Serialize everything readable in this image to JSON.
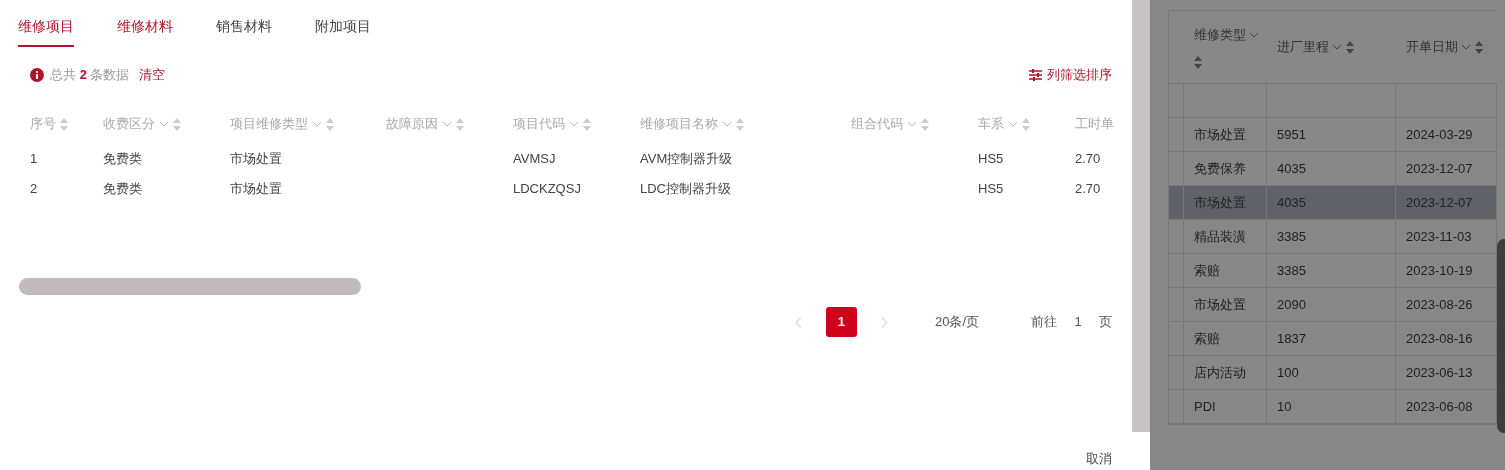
{
  "tabs": [
    {
      "label": "维修项目",
      "selected": true,
      "emphasized": true
    },
    {
      "label": "维修材料",
      "selected": false,
      "emphasized": true
    },
    {
      "label": "销售材料",
      "selected": false,
      "emphasized": false
    },
    {
      "label": "附加项目",
      "selected": false,
      "emphasized": false
    }
  ],
  "summary": {
    "text": "总共 **2** 条数据",
    "clear_label": "清空"
  },
  "column_settings_label": "列筛选排序",
  "table": {
    "columns": [
      {
        "label": "序号",
        "filter": false
      },
      {
        "label": "收费区分",
        "filter": true
      },
      {
        "label": "项目维修类型",
        "filter": true
      },
      {
        "label": "故障原因",
        "filter": true
      },
      {
        "label": "项目代码",
        "filter": true
      },
      {
        "label": "维修项目名称",
        "filter": true
      },
      {
        "label": "组合代码",
        "filter": true
      },
      {
        "label": "车系",
        "filter": true
      },
      {
        "label": "工时单"
      }
    ],
    "rows": [
      [
        "1",
        "免费类",
        "市场处置",
        "",
        "AVMSJ",
        "AVM控制器升级",
        "",
        "HS5",
        "2.70"
      ],
      [
        "2",
        "免费类",
        "市场处置",
        "",
        "LDCKZQSJ",
        "LDC控制器升级",
        "",
        "HS5",
        "2.70"
      ]
    ]
  },
  "pagination": {
    "prev_disabled": true,
    "next_disabled": true,
    "pages": [
      {
        "label": "1",
        "selected": true
      }
    ],
    "page_size": "20条/页",
    "goto_label": "前往",
    "goto_value": "1",
    "page_suffix": "页"
  },
  "cancel_label": "取消",
  "background_table": {
    "columns": [
      "维修类型",
      "进厂里程",
      "开单日期"
    ],
    "rows": [
      {
        "cells": [
          "",
          "",
          ""
        ],
        "selected": false
      },
      {
        "cells": [
          "市场处置",
          "5951",
          "2024-03-29"
        ],
        "selected": false
      },
      {
        "cells": [
          "免费保养",
          "4035",
          "2023-12-07"
        ],
        "selected": false
      },
      {
        "cells": [
          "市场处置",
          "4035",
          "2023-12-07"
        ],
        "selected": true
      },
      {
        "cells": [
          "精品装潢",
          "3385",
          "2023-11-03"
        ],
        "selected": false
      },
      {
        "cells": [
          "索赔",
          "3385",
          "2023-10-19"
        ],
        "selected": false
      },
      {
        "cells": [
          "市场处置",
          "2090",
          "2023-08-26"
        ],
        "selected": false
      },
      {
        "cells": [
          "索赔",
          "1837",
          "2023-08-16"
        ],
        "selected": false
      },
      {
        "cells": [
          "店内活动",
          "100",
          "2023-06-13"
        ],
        "selected": false
      },
      {
        "cells": [
          "PDI",
          "10",
          "2023-06-08"
        ],
        "selected": false
      }
    ]
  }
}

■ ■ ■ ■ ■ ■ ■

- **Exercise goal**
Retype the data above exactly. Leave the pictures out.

- **Result of this task**
Serialize everything readable in this image to JSON.
{
  "tabs": [
    {
      "label": "维修项目",
      "selected": true,
      "emphasized": true
    },
    {
      "label": "维修材料",
      "selected": false,
      "emphasized": true
    },
    {
      "label": "销售材料",
      "selected": false,
      "emphasized": false
    },
    {
      "label": "附加项目",
      "selected": false,
      "emphasized": false
    }
  ],
  "summary": {
    "text": "总共 **2** 条数据",
    "clear_label": "清空"
  },
  "column_settings_label": "列筛选排序",
  "table": {
    "columns": [
      {
        "label": "序号",
        "filter": false
      },
      {
        "label": "收费区分",
        "filter": true
      },
      {
        "label": "项目维修类型",
        "filter": true
      },
      {
        "label": "故障原因",
        "filter": true
      },
      {
        "label": "项目代码",
        "filter": true
      },
      {
        "label": "维修项目名称",
        "filter": true
      },
      {
        "label": "组合代码",
        "filter": true
      },
      {
        "label": "车系",
        "filter": true
      },
      {
        "label": "工时单"
      }
    ],
    "rows": [
      [
        "1",
        "免费类",
        "市场处置",
        "",
        "AVMSJ",
        "AVM控制器升级",
        "",
        "HS5",
        "2.70"
      ],
      [
        "2",
        "免费类",
        "市场处置",
        "",
        "LDCKZQSJ",
        "LDC控制器升级",
        "",
        "HS5",
        "2.70"
      ]
    ]
  },
  "pagination": {
    "prev_disabled": true,
    "next_disabled": true,
    "pages": [
      {
        "label": "1",
        "selected": true
      }
    ],
    "page_size": "20条/页",
    "goto_label": "前往",
    "goto_value": "1",
    "page_suffix": "页"
  },
  "cancel_label": "取消",
  "background_table": {
    "columns": [
      "维修类型",
      "进厂里程",
      "开单日期"
    ],
    "rows": [
      {
        "cells": [
          "",
          "",
          ""
        ],
        "selected": false
      },
      {
        "cells": [
          "市场处置",
          "5951",
          "2024-03-29"
        ],
        "selected": false
      },
      {
        "cells": [
          "免费保养",
          "4035",
          "2023-12-07"
        ],
        "selected": false
      },
      {
        "cells": [
          "市场处置",
          "4035",
          "2023-12-07"
        ],
        "selected": true
      },
      {
        "cells": [
          "精品装潢",
          "3385",
          "2023-11-03"
        ],
        "selected": false
      },
      {
        "cells": [
          "索赔",
          "3385",
          "2023-10-19"
        ],
        "selected": false
      },
      {
        "cells": [
          "市场处置",
          "2090",
          "2023-08-26"
        ],
        "selected": false
      },
      {
        "cells": [
          "索赔",
          "1837",
          "2023-08-16"
        ],
        "selected": false
      },
      {
        "cells": [
          "店内活动",
          "100",
          "2023-06-13"
        ],
        "selected": false
      },
      {
        "cells": [
          "PDI",
          "10",
          "2023-06-08"
        ],
        "selected": false
      }
    ]
  }
}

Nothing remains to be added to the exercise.